A Few Perfect Moments

I’ve been sad lately, thinking about a friend who’s been unexpectedly diagnosed with stage IV cancer. The fact that I can’t get on a plane or zip up in my car to see her is also like a gong echoing a reminder that I haven’t seen my son since May.

Our one-year anniversary of living on the road is coming up, and it’s been a long year of being cut off from friends and family because of the virus—which, despite everything unusual about my lifestyle, I know many of you relate to.

Today, however, was dotted with beauty, moments that transported me outside my funk.

Walking on the Beach with Another Old Friend

We’re camped at Sebastian Inlet State Park, which I’ll post tons about later.

First though, as soon as we set up camp, we high-tailed it in the truck to be hosted, safely and graciously, by a former colleague of mine and her patient husband who live between the Indian River and the Atlantic.

They treated us to a fresh lunch outside, and then we stole through a barrier of thick mangroves and sea grapes …

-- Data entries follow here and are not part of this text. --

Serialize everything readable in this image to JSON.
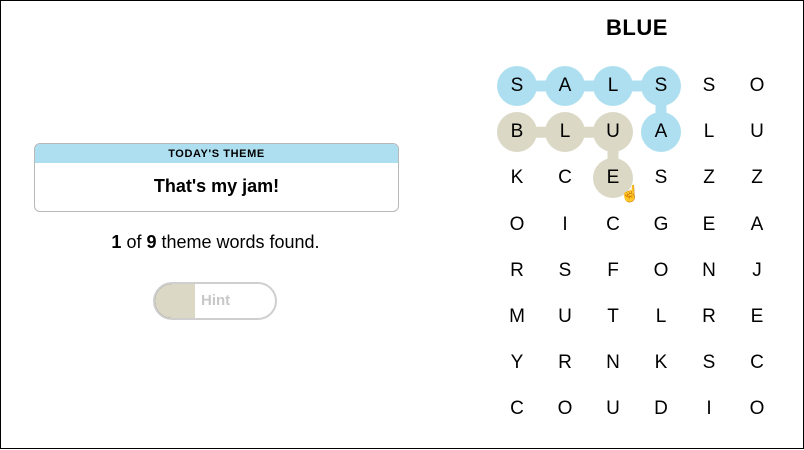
{
  "theme": {
    "header": "TODAY'S THEME",
    "value": "That's my jam!"
  },
  "progress": {
    "found": "1",
    "of_text": " of ",
    "total": "9",
    "suffix": " theme words found."
  },
  "hint": {
    "label": "Hint",
    "fill_fraction": 0.33
  },
  "board": {
    "title": "BLUE",
    "grid": [
      [
        "S",
        "A",
        "L",
        "S",
        "S",
        "O"
      ],
      [
        "B",
        "L",
        "U",
        "A",
        "L",
        "U"
      ],
      [
        "K",
        "C",
        "E",
        "S",
        "Z",
        "Z"
      ],
      [
        "O",
        "I",
        "C",
        "G",
        "E",
        "A"
      ],
      [
        "R",
        "S",
        "F",
        "O",
        "N",
        "J"
      ],
      [
        "M",
        "U",
        "T",
        "L",
        "R",
        "E"
      ],
      [
        "Y",
        "R",
        "N",
        "K",
        "S",
        "C"
      ],
      [
        "C",
        "O",
        "U",
        "D",
        "I",
        "O"
      ]
    ],
    "found_path": [
      [
        0,
        0
      ],
      [
        0,
        1
      ],
      [
        0,
        2
      ],
      [
        0,
        3
      ],
      [
        1,
        3
      ]
    ],
    "selection_path": [
      [
        1,
        0
      ],
      [
        1,
        1
      ],
      [
        1,
        2
      ],
      [
        2,
        2
      ]
    ],
    "colors": {
      "found": "#aedff0",
      "selection": "#dbd8c6"
    }
  },
  "cursor_icon": "hand-pointer-icon"
}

to the wide-open, gloriously thundering Atlantic Ocean.

Can you hear the waves? The wind blew in our faces on our walk south down the beach, and it blew at our backs as we reluctantly returned.

My friend and I talked non-stop as Tracy and Banjo stopped every few yards to investigate beach debris and the gorgeous rock that’s been revealed along the coastline here.

My friend found the treasure though: a young mangrove branch with hundreds of tiny shells attached. The critters inside were long escaped or dead, but the branch had grown enough around the small shells so they stayed rooted on, in all the natural nooks and along the tips as if someone had decorated carefully.

Tracy observed, “A shaman dropped their staff,” so my friend picked it up and walked it home.

It was a day of bright sunshine tempered by wind, and lots of talking so fast so we could tell all our stories, and Banjo appreciating new friends as I reacquainted myself with an old one.

Dolphins at Sunset

After we’d driven back to our campground and gotten settled in the tent, reading for the evening, I thought to walk out to the water so I could talk on the phone with Finn. I like to walk when I talk.

The sunset over the inlet made me feel like I was on a Hallmark card. But then I had to cut our conversation short because I saw a school of dolphins feeding around a fishing boat.

Like a nut I ran down the shore to watch them.

A group of men fishing from the shore were talking jovially (in Vietnamese, is my guess), probably laughing at me taking picture after picture of the dolphins stealing their catch.

The sun was setting slowly and dramatically over the inlet. In its bright reflection, dolphins circled schools of fish, surfacing and then disappearing for long moments as they hunted, then surfaced with a loud blow. Fishermen were calling to each other and throwing their catch in a five-gallon bucket that rocked with yellowtail snapper.

It was a perfect fifteen minutes. I’d say the most perfect I’ve ever felt if that were measurable.

And here I sit back at the tent, thinking about my friend with cancer. The sun is long gone, and now in the dark night, a thin sliver of moon is rising over the silhouette of the kayaks on top of the truck, with a bright Orion high above the campsite.

This is the balance you can find anywhere, but I seem to find it while on the road more than I did before. Here the perfect moments make themselves clear.

3 thoughts to “A Few Perfect Moments”

    1. This post reminds me of that Lou Reed song ‘Perfect Day’ which has that feeling of contentment but also a hint of sadness too.